It’s a popular phrase to joke about these days, but the truth behind this statement is simple and important: People are doing more and more business and personal communications online, so what do you want to happen to these things when you die? Before any friend or loved one deletes a browser history, you should name a digital executor to make sure every activity you do online is closed out, paid off and otherwise accounted for.
If you want to know why you should name a digital executor, take some of these common online activities and think about what you might want to have happen to them after you die:
Photos: Picasa, Snapfish and other sites are great for loading all your cherished photos and memories, but when you die, do you want your friends and loved ones to have access to some or all of them? Making sure the important items you have uploaded online over time are accessible, and removing those you want eliminated, are two things you can appoint your digital executor to do.
Bills: It is easy (and encouraged) to go green and pay your bills online these days. The only problem with this is that without access to these accounts, you are leaving your loved ones with the headache of sorting out delinquent accounts if companies are not aware of your passing. This is also true for those individuals that may be temporarily or terminally ill and unable to pay important bills during this time.
Social Networks: With more communications being done online, providing your digital executor with your passwords will help them get in touch with the people in your social networks that you would want to be informed about your death or other major life event.
Bank Accounts and Payments: A lot of people bill clients and manage their money online. While you may have a basic estate plan in place that addresses providing money for your loved ones, there may be money online that they won’t even be aware of — let alone be able to access. Don’t let this happen to you.
A good estate plan is a comprehensive estate plan and that means making plans for your digital presence. This does not mean sharing your passwords with everyone now; rather, it means keeping them in a safe place for when access to accounts becomes necessary. Just as with any will or trust, working with an experienced attorney can help make sure you have everything up to date and in place. If you are interested in updating your estate plan to include arrangements for your digital assets or to start from the beginning, give the Law Offices of Christopher B. Johnson a call today.
Law Offices of Christopher B. Johnson
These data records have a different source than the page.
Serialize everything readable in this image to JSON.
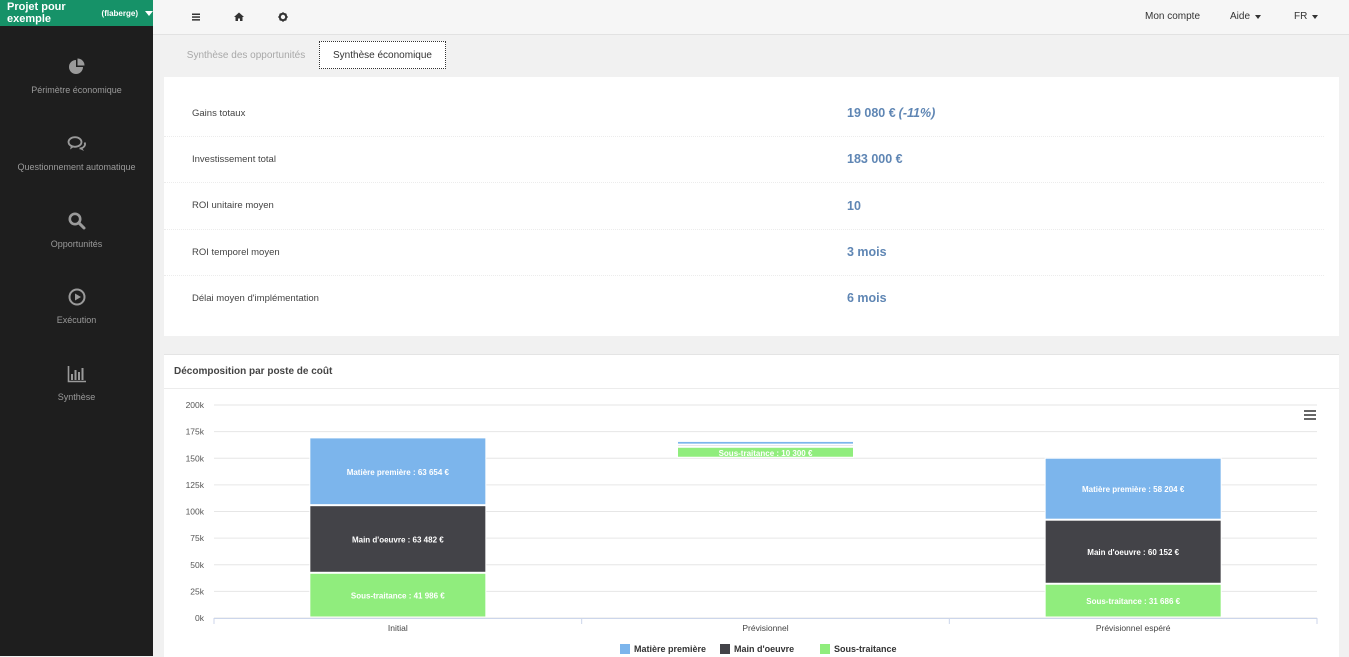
{
  "project": {
    "name": "Projet pour exemple",
    "tag": "(flaberge)"
  },
  "sidebar": {
    "items": [
      {
        "label": "Périmètre économique",
        "icon": "pie-chart-icon"
      },
      {
        "label": "Questionnement automatique",
        "icon": "chat-bubbles-icon"
      },
      {
        "label": "Opportunités",
        "icon": "search-icon"
      },
      {
        "label": "Exécution",
        "icon": "play-circle-icon"
      },
      {
        "label": "Synthèse",
        "icon": "bar-chart-icon"
      }
    ]
  },
  "topbar": {
    "icons": [
      "hamburger-menu-icon",
      "home-icon",
      "gear-icon"
    ],
    "account": "Mon compte",
    "help": "Aide",
    "language": "FR"
  },
  "tabs": [
    {
      "label": "Synthèse des opportunités",
      "active": false
    },
    {
      "label": "Synthèse économique",
      "active": true
    }
  ],
  "kpis": [
    {
      "label": "Gains totaux",
      "value": "19 080 €",
      "extra": "(-11%)"
    },
    {
      "label": "Investissement total",
      "value": "183 000 €",
      "extra": ""
    },
    {
      "label": "ROI unitaire moyen",
      "value": "10",
      "extra": ""
    },
    {
      "label": "ROI temporel moyen",
      "value": "3 mois",
      "extra": ""
    },
    {
      "label": "Délai moyen d'implémentation",
      "value": "6 mois",
      "extra": ""
    }
  ],
  "chart_panel": {
    "title": "Décomposition par poste de coût"
  },
  "chart_data": {
    "type": "bar",
    "stacked": true,
    "categories": [
      "Initial",
      "Prévisionnel",
      "Prévisionnel espéré"
    ],
    "series": [
      {
        "name": "Sous-traitance",
        "color": "#90ed7d",
        "values": [
          41986,
          10300,
          31686
        ],
        "labels": [
          "Sous-traitance : 41 986 €",
          "Sous-traitance : 10 300 €",
          "Sous-traitance : 31 686 €"
        ]
      },
      {
        "name": "Main d'oeuvre",
        "color": "#434348",
        "values": [
          63482,
          2000,
          60152
        ],
        "labels": [
          "Main d'oeuvre : 63 482 €",
          "",
          "Main d'oeuvre : 60 152 €"
        ]
      },
      {
        "name": "Matière première",
        "color": "#7cb5ec",
        "values": [
          63654,
          3500,
          58204
        ],
        "labels": [
          "Matière première : 63 654 €",
          "",
          "Matière première : 58 204 €"
        ]
      }
    ],
    "base_values": [
      0,
      150000,
      0
    ],
    "ylim": [
      0,
      200000
    ],
    "yticks": [
      0,
      25000,
      50000,
      75000,
      100000,
      125000,
      150000,
      175000,
      200000
    ],
    "ytick_labels": [
      "0k",
      "25k",
      "50k",
      "75k",
      "100k",
      "125k",
      "150k",
      "175k",
      "200k"
    ],
    "legend": [
      "Matière première",
      "Main d'oeuvre",
      "Sous-traitance"
    ],
    "legend_position": "bottom-center",
    "grid": true
  }
}
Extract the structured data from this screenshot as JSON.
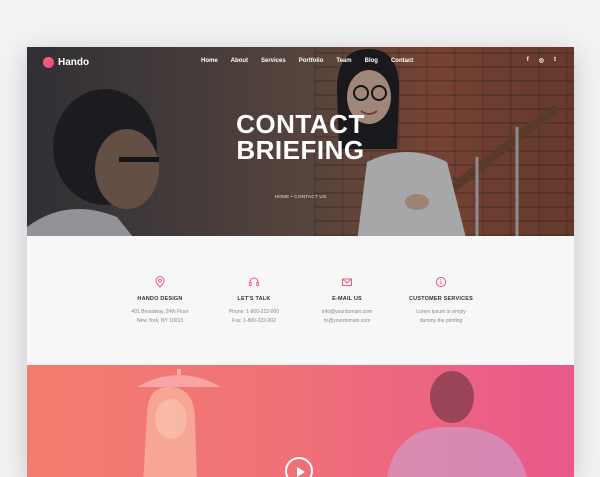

At the Law Offices of Christopher B. Johnson, I am here to help. Let my two decades of experience in estate planning help to make sure that your loved ones are taken care of long after you are gone. If you are wondering about adding a digital executor, pick up the phone and schedule a consultation with me today. I look forward to hearing from you!